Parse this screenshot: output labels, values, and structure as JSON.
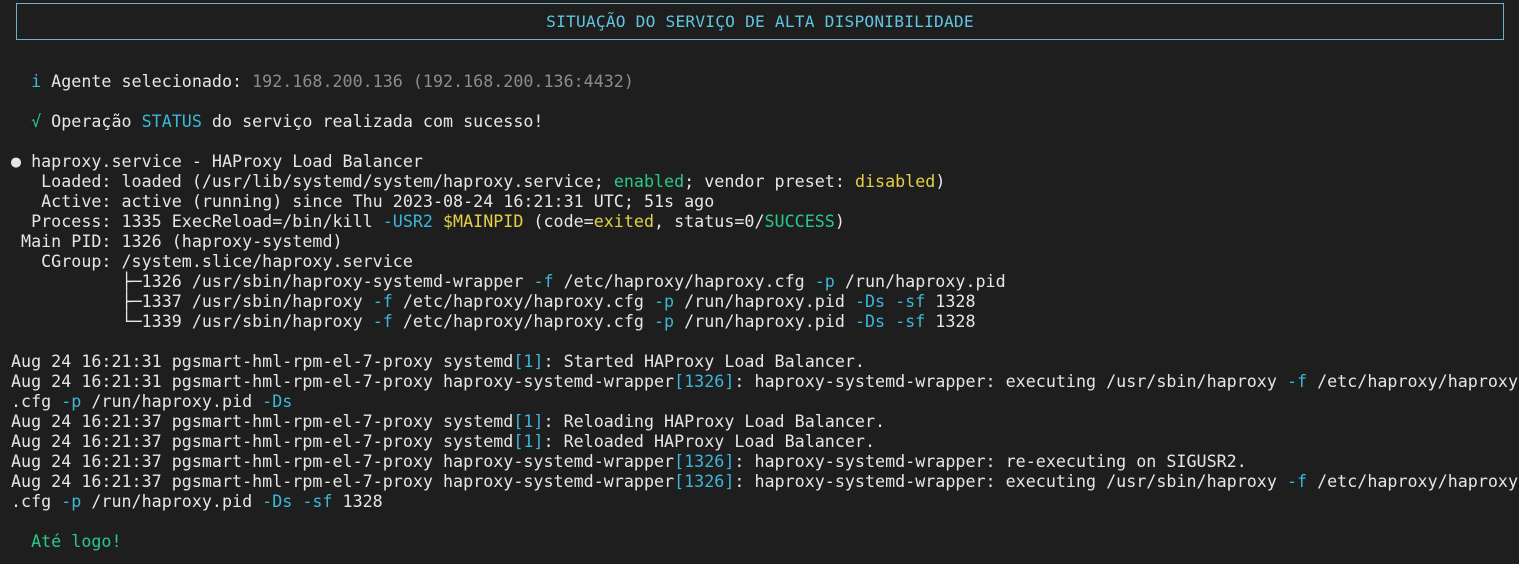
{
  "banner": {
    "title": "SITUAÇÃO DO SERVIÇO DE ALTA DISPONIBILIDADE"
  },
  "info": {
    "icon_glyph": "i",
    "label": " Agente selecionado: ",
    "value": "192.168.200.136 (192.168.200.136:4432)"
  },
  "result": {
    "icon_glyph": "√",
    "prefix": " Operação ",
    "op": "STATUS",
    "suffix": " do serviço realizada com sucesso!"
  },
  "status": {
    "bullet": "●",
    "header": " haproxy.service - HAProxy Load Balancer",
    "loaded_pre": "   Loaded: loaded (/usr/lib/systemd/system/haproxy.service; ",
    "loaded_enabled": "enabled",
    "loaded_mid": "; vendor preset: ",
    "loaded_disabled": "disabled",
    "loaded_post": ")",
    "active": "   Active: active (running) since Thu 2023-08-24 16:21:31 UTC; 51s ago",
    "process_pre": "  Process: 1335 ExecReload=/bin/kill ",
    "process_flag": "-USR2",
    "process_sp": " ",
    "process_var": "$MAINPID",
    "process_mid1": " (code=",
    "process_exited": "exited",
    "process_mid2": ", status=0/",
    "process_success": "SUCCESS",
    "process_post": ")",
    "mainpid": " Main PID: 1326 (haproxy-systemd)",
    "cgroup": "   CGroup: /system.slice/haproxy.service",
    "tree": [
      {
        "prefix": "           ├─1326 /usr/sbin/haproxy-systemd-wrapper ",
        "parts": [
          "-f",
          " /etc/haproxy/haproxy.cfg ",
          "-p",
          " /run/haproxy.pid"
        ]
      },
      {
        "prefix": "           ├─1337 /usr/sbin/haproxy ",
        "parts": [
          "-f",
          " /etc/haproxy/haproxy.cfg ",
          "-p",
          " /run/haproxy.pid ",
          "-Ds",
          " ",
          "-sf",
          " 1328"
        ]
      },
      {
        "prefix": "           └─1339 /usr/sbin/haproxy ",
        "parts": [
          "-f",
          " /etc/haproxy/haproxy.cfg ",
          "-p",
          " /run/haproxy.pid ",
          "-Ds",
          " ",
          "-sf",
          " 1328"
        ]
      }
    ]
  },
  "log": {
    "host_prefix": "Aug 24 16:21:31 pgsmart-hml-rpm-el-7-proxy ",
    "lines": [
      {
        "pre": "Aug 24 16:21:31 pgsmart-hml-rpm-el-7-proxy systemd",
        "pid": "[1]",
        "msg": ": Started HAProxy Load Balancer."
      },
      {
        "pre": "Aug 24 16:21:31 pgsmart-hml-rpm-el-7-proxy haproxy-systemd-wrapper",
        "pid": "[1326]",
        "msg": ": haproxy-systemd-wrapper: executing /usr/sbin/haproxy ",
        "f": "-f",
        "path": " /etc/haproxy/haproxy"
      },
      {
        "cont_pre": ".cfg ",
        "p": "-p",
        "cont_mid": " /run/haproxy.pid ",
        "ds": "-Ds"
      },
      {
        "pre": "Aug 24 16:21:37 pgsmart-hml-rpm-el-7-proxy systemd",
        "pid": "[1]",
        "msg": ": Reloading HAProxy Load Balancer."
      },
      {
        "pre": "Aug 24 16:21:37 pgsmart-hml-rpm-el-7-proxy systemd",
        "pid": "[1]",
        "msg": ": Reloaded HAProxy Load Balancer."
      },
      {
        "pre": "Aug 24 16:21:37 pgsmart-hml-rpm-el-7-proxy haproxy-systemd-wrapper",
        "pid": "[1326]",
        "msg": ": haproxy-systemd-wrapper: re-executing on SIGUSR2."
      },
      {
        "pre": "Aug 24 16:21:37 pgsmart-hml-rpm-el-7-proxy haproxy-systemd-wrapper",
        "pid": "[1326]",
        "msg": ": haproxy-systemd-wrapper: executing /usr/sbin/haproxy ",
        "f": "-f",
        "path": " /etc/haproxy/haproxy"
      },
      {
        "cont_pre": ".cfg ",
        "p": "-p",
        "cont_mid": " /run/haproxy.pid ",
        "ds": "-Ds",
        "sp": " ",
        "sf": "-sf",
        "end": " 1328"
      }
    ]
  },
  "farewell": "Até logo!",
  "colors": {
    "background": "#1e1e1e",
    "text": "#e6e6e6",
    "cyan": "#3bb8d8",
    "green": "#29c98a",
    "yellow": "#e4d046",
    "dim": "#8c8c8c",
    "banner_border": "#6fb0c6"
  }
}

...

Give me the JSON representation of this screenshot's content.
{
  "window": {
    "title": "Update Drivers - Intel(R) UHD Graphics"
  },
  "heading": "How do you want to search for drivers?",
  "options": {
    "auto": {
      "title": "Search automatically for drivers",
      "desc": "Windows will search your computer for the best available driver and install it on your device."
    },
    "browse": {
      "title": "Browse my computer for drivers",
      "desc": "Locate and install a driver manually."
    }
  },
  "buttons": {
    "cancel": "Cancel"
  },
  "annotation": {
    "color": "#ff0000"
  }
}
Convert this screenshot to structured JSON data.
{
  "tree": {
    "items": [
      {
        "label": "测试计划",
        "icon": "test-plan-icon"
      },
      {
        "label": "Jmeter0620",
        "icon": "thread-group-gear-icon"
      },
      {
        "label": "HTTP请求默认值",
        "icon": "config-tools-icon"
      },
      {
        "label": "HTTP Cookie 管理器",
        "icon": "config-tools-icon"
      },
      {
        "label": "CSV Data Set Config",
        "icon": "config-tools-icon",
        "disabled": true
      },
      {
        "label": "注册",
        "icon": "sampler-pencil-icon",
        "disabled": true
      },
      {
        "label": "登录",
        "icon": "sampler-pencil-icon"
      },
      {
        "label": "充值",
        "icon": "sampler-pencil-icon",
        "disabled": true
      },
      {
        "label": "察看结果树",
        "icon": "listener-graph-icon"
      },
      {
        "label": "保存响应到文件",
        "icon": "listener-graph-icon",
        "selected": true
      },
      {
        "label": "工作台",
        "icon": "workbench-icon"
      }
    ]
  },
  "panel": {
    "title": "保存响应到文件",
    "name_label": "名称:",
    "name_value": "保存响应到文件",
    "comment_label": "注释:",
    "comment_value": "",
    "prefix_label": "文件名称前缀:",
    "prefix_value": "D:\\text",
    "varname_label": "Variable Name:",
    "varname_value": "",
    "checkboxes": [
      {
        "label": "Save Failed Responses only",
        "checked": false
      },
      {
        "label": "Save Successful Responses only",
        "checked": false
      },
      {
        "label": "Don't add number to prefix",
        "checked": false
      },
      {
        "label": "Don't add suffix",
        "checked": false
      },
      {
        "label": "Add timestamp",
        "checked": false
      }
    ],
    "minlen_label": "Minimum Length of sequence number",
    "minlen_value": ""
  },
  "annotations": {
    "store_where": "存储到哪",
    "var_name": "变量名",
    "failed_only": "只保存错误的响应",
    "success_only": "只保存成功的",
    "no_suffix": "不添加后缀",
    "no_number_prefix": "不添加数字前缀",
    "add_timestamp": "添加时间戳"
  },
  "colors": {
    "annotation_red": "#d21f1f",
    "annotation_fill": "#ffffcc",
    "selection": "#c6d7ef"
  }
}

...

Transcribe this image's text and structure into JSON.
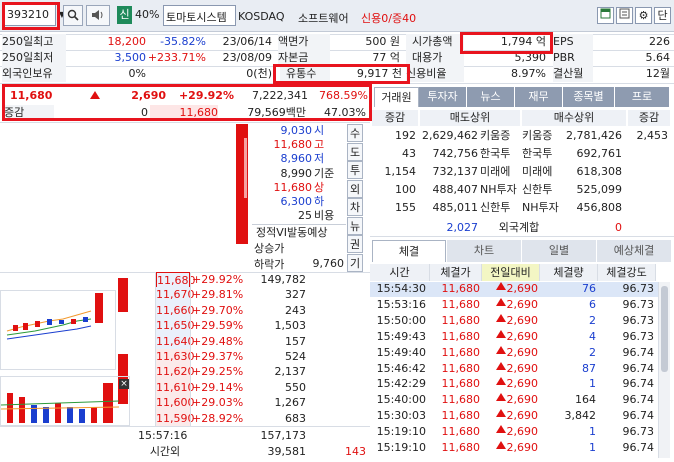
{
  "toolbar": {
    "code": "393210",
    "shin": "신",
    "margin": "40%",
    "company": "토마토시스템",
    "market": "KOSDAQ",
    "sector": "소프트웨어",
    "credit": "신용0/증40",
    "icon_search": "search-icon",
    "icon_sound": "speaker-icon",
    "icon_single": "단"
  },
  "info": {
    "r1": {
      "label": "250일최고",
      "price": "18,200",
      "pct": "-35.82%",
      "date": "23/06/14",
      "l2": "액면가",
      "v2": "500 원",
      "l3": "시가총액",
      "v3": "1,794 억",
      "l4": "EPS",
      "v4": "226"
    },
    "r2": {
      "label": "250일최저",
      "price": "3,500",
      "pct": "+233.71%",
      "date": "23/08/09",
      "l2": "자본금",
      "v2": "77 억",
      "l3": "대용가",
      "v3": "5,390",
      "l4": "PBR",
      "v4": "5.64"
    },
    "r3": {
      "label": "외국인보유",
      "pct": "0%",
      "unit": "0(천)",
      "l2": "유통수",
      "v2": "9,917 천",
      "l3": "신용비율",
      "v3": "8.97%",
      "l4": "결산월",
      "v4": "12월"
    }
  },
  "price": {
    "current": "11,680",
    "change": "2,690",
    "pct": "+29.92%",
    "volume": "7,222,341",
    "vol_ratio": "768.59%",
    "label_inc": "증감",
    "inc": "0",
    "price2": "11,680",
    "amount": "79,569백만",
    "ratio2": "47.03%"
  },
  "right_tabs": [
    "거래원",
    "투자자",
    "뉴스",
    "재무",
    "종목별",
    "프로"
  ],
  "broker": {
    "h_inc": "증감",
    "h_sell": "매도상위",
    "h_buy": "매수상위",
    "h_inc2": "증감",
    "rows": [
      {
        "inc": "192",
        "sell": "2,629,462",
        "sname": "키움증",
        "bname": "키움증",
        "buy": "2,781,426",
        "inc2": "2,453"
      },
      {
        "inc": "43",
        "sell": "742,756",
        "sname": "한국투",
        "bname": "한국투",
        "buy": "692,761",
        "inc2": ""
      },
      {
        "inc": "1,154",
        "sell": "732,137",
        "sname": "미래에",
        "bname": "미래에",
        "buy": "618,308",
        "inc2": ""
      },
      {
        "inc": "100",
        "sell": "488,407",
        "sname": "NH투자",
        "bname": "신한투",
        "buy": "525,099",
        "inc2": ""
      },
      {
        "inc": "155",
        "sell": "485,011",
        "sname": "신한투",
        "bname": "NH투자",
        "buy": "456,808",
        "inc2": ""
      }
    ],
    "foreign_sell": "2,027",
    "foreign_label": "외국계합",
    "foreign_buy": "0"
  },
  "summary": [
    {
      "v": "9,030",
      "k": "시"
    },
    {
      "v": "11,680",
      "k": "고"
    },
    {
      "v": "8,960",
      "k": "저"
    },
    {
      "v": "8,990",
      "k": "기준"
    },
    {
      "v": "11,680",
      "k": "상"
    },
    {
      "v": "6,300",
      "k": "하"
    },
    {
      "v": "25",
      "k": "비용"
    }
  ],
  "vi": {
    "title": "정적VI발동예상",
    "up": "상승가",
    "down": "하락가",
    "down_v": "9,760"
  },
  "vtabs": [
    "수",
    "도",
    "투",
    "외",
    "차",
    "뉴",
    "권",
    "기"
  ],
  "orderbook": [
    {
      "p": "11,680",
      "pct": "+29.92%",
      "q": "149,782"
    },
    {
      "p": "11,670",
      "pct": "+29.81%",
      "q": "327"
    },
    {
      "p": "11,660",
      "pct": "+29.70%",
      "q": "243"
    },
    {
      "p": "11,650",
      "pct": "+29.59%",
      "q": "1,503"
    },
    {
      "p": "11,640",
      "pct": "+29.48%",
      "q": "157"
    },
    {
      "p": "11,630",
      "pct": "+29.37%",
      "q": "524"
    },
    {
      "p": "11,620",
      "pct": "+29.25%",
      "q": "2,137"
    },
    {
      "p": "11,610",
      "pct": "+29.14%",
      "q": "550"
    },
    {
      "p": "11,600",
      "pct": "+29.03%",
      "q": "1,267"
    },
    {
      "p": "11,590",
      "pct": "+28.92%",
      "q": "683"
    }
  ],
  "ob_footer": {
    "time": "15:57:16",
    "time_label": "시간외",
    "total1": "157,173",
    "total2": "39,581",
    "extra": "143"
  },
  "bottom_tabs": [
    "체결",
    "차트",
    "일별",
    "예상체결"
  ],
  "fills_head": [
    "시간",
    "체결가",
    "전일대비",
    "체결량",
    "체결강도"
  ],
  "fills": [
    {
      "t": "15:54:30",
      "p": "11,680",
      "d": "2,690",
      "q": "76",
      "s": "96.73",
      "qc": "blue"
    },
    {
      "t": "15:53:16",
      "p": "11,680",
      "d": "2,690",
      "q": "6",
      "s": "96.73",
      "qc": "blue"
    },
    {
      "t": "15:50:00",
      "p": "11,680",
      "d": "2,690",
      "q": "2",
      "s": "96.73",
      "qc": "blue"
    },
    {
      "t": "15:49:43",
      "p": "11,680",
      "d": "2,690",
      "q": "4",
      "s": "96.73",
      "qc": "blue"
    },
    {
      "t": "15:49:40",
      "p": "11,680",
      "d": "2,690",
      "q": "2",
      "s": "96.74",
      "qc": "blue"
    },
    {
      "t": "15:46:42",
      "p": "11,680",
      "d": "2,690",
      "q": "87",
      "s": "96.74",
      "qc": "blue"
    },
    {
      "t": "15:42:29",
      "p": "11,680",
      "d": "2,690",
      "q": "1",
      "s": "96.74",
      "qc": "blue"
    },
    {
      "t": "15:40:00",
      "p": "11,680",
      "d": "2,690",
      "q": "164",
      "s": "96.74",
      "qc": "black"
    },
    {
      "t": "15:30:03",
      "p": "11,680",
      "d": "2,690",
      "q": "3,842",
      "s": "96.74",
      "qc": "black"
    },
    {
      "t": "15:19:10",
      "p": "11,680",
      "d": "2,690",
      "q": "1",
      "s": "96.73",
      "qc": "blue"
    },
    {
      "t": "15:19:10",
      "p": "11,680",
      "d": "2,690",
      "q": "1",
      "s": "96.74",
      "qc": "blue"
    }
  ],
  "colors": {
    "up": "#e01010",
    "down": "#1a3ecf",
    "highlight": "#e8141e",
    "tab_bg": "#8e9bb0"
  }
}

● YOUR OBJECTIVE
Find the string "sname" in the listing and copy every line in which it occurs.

● ANSWER TO THIS PROBLEM
        "sname": "키움증",
        "sname": "한국투",
        "sname": "미래에",
        "sname": "NH투자",
        "sname": "신한투",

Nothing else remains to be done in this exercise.